WHAT YOU SHOULD DO
An exact copy of every record, without the pictures, is what should come back.

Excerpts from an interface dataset
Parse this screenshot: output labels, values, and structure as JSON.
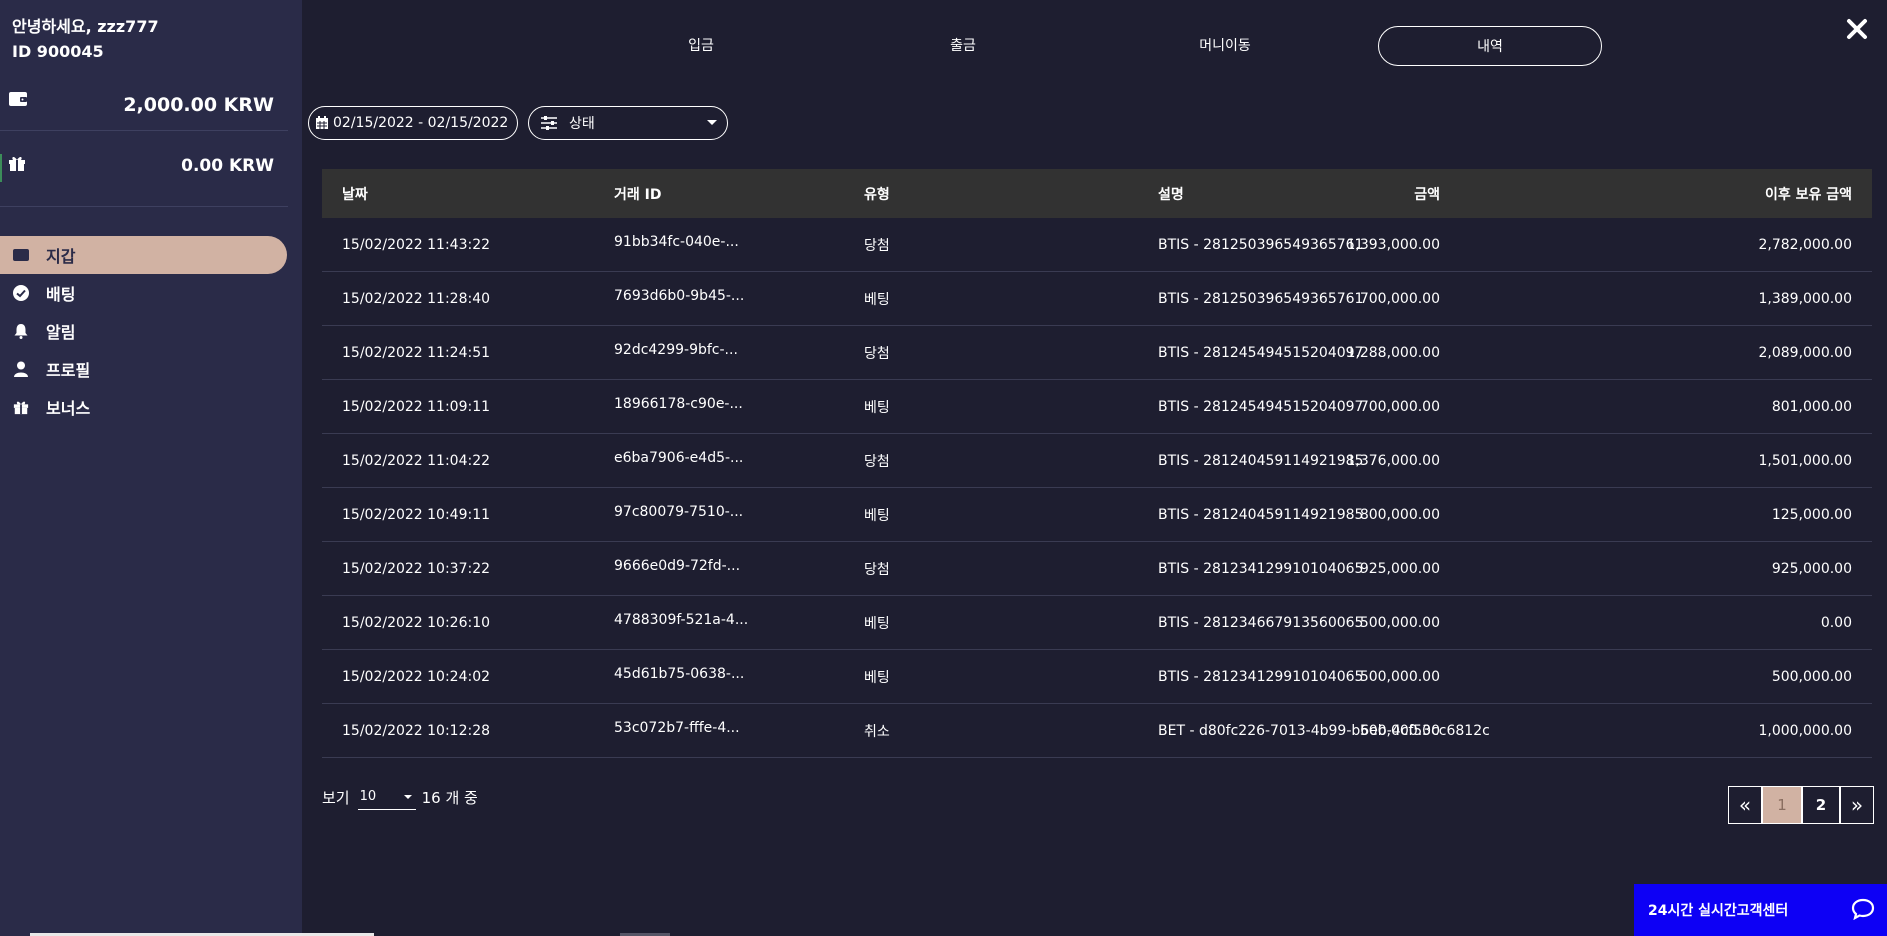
{
  "user": {
    "greeting": "안녕하세요, zzz777",
    "id_label": "ID 900045"
  },
  "balances": {
    "wallet_amount": "2,000.00 KRW",
    "bonus_amount": "0.00 KRW"
  },
  "menu": [
    {
      "label": "지갑",
      "icon": "wallet-icon",
      "active": true
    },
    {
      "label": "배팅",
      "icon": "check-circle-icon"
    },
    {
      "label": "알림",
      "icon": "bell-icon"
    },
    {
      "label": "프로필",
      "icon": "user-icon"
    },
    {
      "label": "보너스",
      "icon": "gift-icon"
    }
  ],
  "tabs": [
    "입금",
    "출금",
    "머니이동",
    "내역"
  ],
  "filters": {
    "date_range": "02/15/2022 - 02/15/2022",
    "status_label": "상태"
  },
  "table": {
    "headers": [
      "날짜",
      "거래 ID",
      "유형",
      "금액",
      "설명",
      "이후 보유 금액"
    ],
    "rows": [
      [
        "15/02/2022 11:43:22",
        "91bb34fc-040e-...",
        "당첨",
        "1,393,000.00",
        "BTIS - 281250396549365761",
        "2,782,000.00"
      ],
      [
        "15/02/2022 11:28:40",
        "7693d6b0-9b45-...",
        "베팅",
        "700,000.00",
        "BTIS - 281250396549365761",
        "1,389,000.00"
      ],
      [
        "15/02/2022 11:24:51",
        "92dc4299-9bfc-...",
        "당첨",
        "1,288,000.00",
        "BTIS - 281245494515204097",
        "2,089,000.00"
      ],
      [
        "15/02/2022 11:09:11",
        "18966178-c90e-...",
        "베팅",
        "700,000.00",
        "BTIS - 281245494515204097",
        "801,000.00"
      ],
      [
        "15/02/2022 11:04:22",
        "e6ba7906-e4d5-...",
        "당첨",
        "1,376,000.00",
        "BTIS - 281240459114921985",
        "1,501,000.00"
      ],
      [
        "15/02/2022 10:49:11",
        "97c80079-7510-...",
        "베팅",
        "800,000.00",
        "BTIS - 281240459114921985",
        "125,000.00"
      ],
      [
        "15/02/2022 10:37:22",
        "9666e0d9-72fd-...",
        "당첨",
        "925,000.00",
        "BTIS - 281234129910104065",
        "925,000.00"
      ],
      [
        "15/02/2022 10:26:10",
        "4788309f-521a-4...",
        "베팅",
        "500,000.00",
        "BTIS - 281234667913560065",
        "0.00"
      ],
      [
        "15/02/2022 10:24:02",
        "45d61b75-0638-...",
        "베팅",
        "500,000.00",
        "BTIS - 281234129910104065",
        "500,000.00"
      ],
      [
        "15/02/2022 10:12:28",
        "53c072b7-fffe-4...",
        "취소",
        "500,000.00",
        "BET - d80fc226-7013-4b99-b6eb-4cf53cc6812c",
        "1,000,000.00"
      ]
    ]
  },
  "pagination": {
    "show_label": "보기",
    "page_size": "10",
    "total_label": "16 개 중",
    "first": "«",
    "pages": [
      "1",
      "2"
    ],
    "last": "»"
  },
  "support": {
    "label": "24시간 실시간고객센터"
  },
  "colors": {
    "sidebar_bg": "#2a2b48",
    "main_bg": "#1e1e30",
    "accent": "#d1b2a3",
    "support_bg": "#0d00f5"
  }
}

EXERCISE OUTPUT
Parse this screenshot: output labels, values, and structure as JSON.
{
  "user": {
    "greeting": "안녕하세요, zzz777",
    "id_label": "ID 900045"
  },
  "balances": {
    "wallet_amount": "2,000.00 KRW",
    "bonus_amount": "0.00 KRW"
  },
  "menu": [
    {
      "label": "지갑",
      "icon": "wallet-icon",
      "active": true
    },
    {
      "label": "배팅",
      "icon": "check-circle-icon"
    },
    {
      "label": "알림",
      "icon": "bell-icon"
    },
    {
      "label": "프로필",
      "icon": "user-icon"
    },
    {
      "label": "보너스",
      "icon": "gift-icon"
    }
  ],
  "tabs": [
    "입금",
    "출금",
    "머니이동",
    "내역"
  ],
  "filters": {
    "date_range": "02/15/2022 - 02/15/2022",
    "status_label": "상태"
  },
  "table": {
    "headers": [
      "날짜",
      "거래 ID",
      "유형",
      "금액",
      "설명",
      "이후 보유 금액"
    ],
    "rows": [
      [
        "15/02/2022 11:43:22",
        "91bb34fc-040e-...",
        "당첨",
        "1,393,000.00",
        "BTIS - 281250396549365761",
        "2,782,000.00"
      ],
      [
        "15/02/2022 11:28:40",
        "7693d6b0-9b45-...",
        "베팅",
        "700,000.00",
        "BTIS - 281250396549365761",
        "1,389,000.00"
      ],
      [
        "15/02/2022 11:24:51",
        "92dc4299-9bfc-...",
        "당첨",
        "1,288,000.00",
        "BTIS - 281245494515204097",
        "2,089,000.00"
      ],
      [
        "15/02/2022 11:09:11",
        "18966178-c90e-...",
        "베팅",
        "700,000.00",
        "BTIS - 281245494515204097",
        "801,000.00"
      ],
      [
        "15/02/2022 11:04:22",
        "e6ba7906-e4d5-...",
        "당첨",
        "1,376,000.00",
        "BTIS - 281240459114921985",
        "1,501,000.00"
      ],
      [
        "15/02/2022 10:49:11",
        "97c80079-7510-...",
        "베팅",
        "800,000.00",
        "BTIS - 281240459114921985",
        "125,000.00"
      ],
      [
        "15/02/2022 10:37:22",
        "9666e0d9-72fd-...",
        "당첨",
        "925,000.00",
        "BTIS - 281234129910104065",
        "925,000.00"
      ],
      [
        "15/02/2022 10:26:10",
        "4788309f-521a-4...",
        "베팅",
        "500,000.00",
        "BTIS - 281234667913560065",
        "0.00"
      ],
      [
        "15/02/2022 10:24:02",
        "45d61b75-0638-...",
        "베팅",
        "500,000.00",
        "BTIS - 281234129910104065",
        "500,000.00"
      ],
      [
        "15/02/2022 10:12:28",
        "53c072b7-fffe-4...",
        "취소",
        "500,000.00",
        "BET - d80fc226-7013-4b99-b6eb-4cf53cc6812c",
        "1,000,000.00"
      ]
    ]
  },
  "pagination": {
    "show_label": "보기",
    "page_size": "10",
    "total_label": "16 개 중",
    "first": "«",
    "pages": [
      "1",
      "2"
    ],
    "last": "»"
  },
  "support": {
    "label": "24시간 실시간고객센터"
  },
  "colors": {
    "sidebar_bg": "#2a2b48",
    "main_bg": "#1e1e30",
    "accent": "#d1b2a3",
    "support_bg": "#0d00f5"
  }
}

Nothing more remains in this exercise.